What is expected: Every line with the string "this" in it belongs in your answer, so copy them all from the data.

Study material:
◇ ◇ ◇

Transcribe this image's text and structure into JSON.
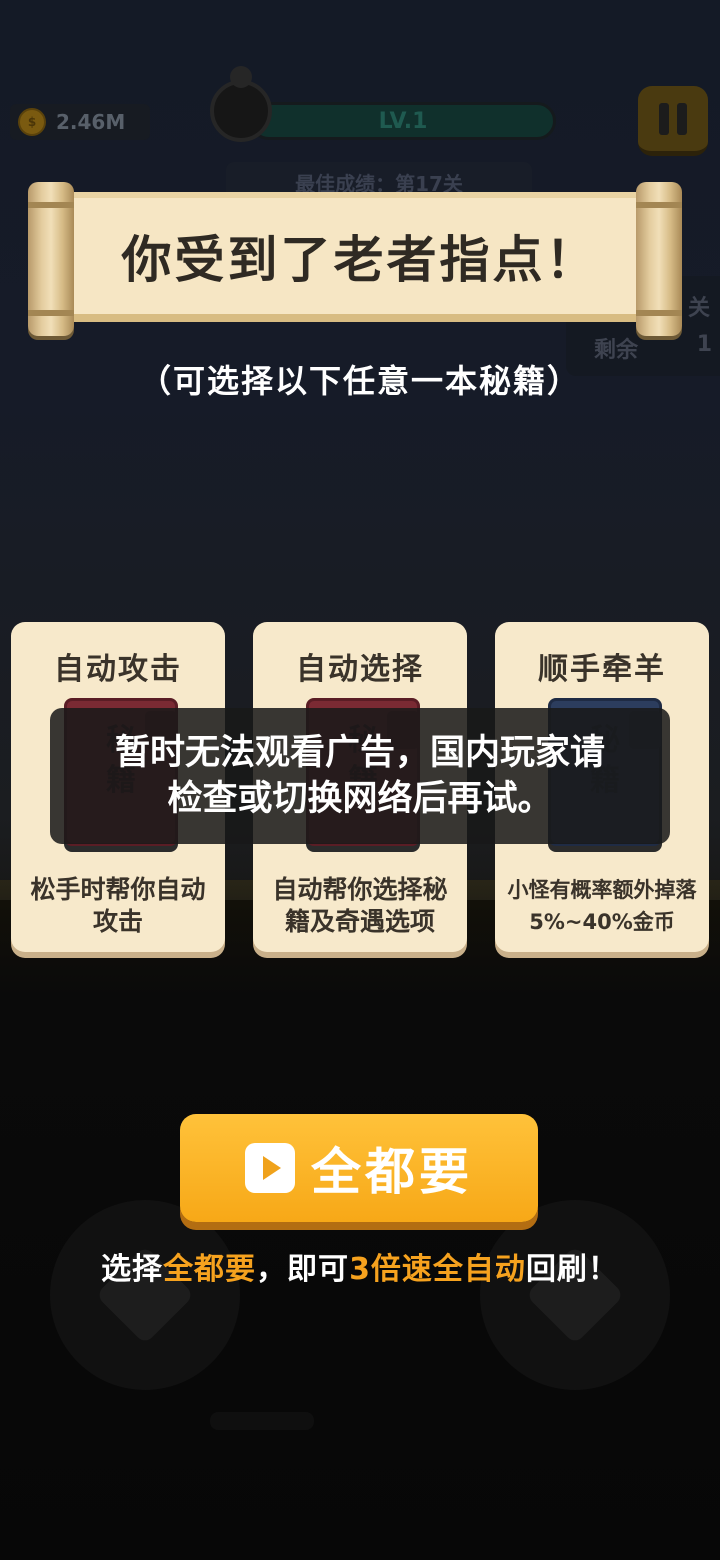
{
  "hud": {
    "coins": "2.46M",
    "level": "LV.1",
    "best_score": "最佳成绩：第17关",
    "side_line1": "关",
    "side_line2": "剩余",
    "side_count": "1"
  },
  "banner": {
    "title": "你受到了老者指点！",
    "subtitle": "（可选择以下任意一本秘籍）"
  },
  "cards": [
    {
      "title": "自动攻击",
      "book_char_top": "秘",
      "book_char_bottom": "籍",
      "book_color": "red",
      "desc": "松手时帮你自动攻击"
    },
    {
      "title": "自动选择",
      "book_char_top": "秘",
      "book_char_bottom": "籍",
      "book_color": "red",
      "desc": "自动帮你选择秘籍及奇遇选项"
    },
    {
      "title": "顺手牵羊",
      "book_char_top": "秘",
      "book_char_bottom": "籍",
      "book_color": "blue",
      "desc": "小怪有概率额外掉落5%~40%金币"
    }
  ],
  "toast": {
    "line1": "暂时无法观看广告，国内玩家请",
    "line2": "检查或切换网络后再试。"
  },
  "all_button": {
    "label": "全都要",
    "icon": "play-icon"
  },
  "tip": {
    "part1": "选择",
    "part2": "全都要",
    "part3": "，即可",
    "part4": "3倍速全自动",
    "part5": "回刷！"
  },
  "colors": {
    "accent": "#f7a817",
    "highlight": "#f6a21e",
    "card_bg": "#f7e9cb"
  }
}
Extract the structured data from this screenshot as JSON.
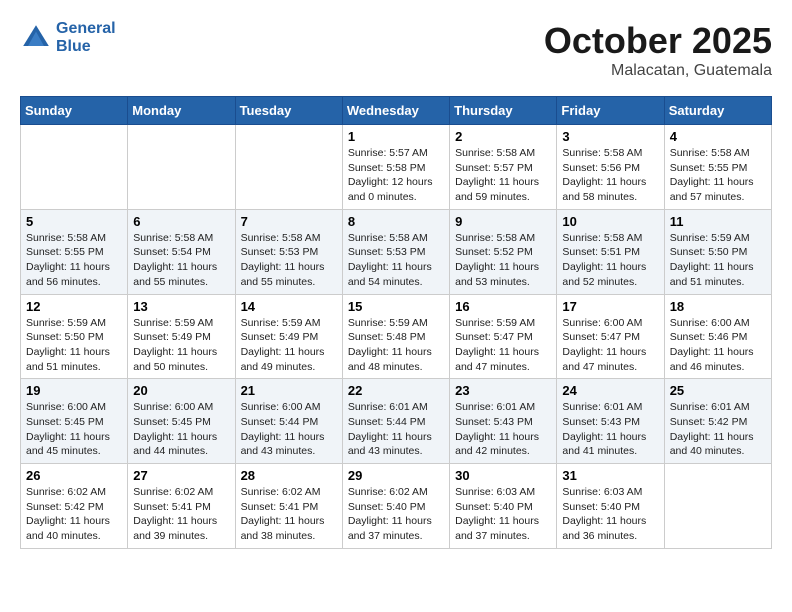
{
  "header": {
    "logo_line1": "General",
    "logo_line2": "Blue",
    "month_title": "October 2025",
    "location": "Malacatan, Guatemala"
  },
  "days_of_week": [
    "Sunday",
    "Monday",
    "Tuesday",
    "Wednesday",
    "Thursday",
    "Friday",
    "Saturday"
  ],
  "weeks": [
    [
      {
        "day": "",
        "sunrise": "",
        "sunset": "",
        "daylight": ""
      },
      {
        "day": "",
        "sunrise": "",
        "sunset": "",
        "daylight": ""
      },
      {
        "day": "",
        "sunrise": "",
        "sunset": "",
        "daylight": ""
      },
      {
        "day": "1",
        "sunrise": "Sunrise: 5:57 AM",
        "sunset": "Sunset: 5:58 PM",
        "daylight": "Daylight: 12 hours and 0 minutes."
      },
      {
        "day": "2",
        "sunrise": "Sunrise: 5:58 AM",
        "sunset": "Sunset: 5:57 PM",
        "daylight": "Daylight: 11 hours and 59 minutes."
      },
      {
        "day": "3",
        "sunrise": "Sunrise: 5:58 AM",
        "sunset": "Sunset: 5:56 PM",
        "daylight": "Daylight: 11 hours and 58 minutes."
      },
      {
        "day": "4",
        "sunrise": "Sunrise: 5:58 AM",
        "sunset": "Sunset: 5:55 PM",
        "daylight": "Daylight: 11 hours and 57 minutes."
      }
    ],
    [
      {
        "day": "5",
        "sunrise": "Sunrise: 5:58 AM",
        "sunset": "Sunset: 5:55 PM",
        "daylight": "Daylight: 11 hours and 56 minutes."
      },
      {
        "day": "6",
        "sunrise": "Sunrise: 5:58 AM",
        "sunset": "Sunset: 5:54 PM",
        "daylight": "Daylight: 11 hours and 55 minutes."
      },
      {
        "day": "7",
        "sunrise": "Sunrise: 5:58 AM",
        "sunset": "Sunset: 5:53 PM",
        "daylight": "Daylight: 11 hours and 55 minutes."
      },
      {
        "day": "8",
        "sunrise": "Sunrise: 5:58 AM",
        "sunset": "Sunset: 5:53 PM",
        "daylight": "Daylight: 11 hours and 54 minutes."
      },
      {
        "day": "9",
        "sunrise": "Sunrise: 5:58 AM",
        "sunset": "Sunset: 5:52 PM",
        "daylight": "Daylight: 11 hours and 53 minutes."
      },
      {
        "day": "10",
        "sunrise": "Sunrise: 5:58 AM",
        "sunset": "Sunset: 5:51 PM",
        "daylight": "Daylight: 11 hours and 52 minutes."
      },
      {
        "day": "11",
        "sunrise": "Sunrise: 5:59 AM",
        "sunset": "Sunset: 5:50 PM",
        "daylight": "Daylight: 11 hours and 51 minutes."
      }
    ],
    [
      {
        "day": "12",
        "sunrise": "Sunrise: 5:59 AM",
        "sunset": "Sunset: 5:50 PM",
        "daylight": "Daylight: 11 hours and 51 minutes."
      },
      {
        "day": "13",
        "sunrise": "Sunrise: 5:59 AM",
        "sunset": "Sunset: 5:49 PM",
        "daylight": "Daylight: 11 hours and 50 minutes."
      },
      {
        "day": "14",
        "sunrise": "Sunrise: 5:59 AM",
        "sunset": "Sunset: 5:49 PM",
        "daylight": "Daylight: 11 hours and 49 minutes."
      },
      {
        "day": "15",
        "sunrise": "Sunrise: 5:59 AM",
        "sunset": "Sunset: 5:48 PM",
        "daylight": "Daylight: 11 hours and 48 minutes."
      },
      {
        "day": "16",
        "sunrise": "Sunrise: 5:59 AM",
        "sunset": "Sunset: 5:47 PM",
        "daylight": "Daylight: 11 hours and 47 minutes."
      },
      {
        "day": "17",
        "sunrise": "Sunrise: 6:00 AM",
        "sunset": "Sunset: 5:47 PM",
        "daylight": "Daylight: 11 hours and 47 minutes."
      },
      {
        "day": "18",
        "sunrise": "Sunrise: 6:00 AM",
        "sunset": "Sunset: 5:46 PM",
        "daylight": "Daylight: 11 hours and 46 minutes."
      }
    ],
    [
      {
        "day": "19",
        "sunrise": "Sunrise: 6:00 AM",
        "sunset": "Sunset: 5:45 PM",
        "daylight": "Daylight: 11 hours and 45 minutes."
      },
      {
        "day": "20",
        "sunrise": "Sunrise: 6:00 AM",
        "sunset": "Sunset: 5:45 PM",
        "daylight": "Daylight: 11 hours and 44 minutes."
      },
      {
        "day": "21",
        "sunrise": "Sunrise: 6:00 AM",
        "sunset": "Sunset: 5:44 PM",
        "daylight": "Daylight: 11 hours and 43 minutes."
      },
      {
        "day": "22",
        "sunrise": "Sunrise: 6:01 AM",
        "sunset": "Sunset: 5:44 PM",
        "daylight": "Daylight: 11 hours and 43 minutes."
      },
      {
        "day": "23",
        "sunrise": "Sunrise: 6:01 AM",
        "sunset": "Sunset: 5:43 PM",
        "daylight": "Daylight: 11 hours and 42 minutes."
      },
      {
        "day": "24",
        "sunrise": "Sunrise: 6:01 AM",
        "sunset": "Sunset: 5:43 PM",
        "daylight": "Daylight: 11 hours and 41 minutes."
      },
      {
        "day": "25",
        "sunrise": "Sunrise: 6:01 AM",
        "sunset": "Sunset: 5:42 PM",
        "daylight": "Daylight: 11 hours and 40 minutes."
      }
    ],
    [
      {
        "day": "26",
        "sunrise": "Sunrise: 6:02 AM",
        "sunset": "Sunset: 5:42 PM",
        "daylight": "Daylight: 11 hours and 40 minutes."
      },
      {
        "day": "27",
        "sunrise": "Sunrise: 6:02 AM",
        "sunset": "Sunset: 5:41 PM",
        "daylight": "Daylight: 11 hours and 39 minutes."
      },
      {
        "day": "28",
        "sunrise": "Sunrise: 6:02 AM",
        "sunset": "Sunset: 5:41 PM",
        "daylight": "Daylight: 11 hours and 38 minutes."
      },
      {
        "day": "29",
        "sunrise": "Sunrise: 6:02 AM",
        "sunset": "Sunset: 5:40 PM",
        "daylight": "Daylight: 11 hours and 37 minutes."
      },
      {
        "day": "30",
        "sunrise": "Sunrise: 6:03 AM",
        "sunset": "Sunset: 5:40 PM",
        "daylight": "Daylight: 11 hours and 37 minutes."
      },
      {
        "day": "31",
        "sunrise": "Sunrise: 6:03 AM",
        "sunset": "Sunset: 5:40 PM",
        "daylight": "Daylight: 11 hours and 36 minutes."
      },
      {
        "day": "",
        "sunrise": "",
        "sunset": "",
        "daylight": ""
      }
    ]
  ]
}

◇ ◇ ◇

Exercise response:
Transcribe this image's text and structure into JSON.
Extract the structured data from this screenshot as JSON.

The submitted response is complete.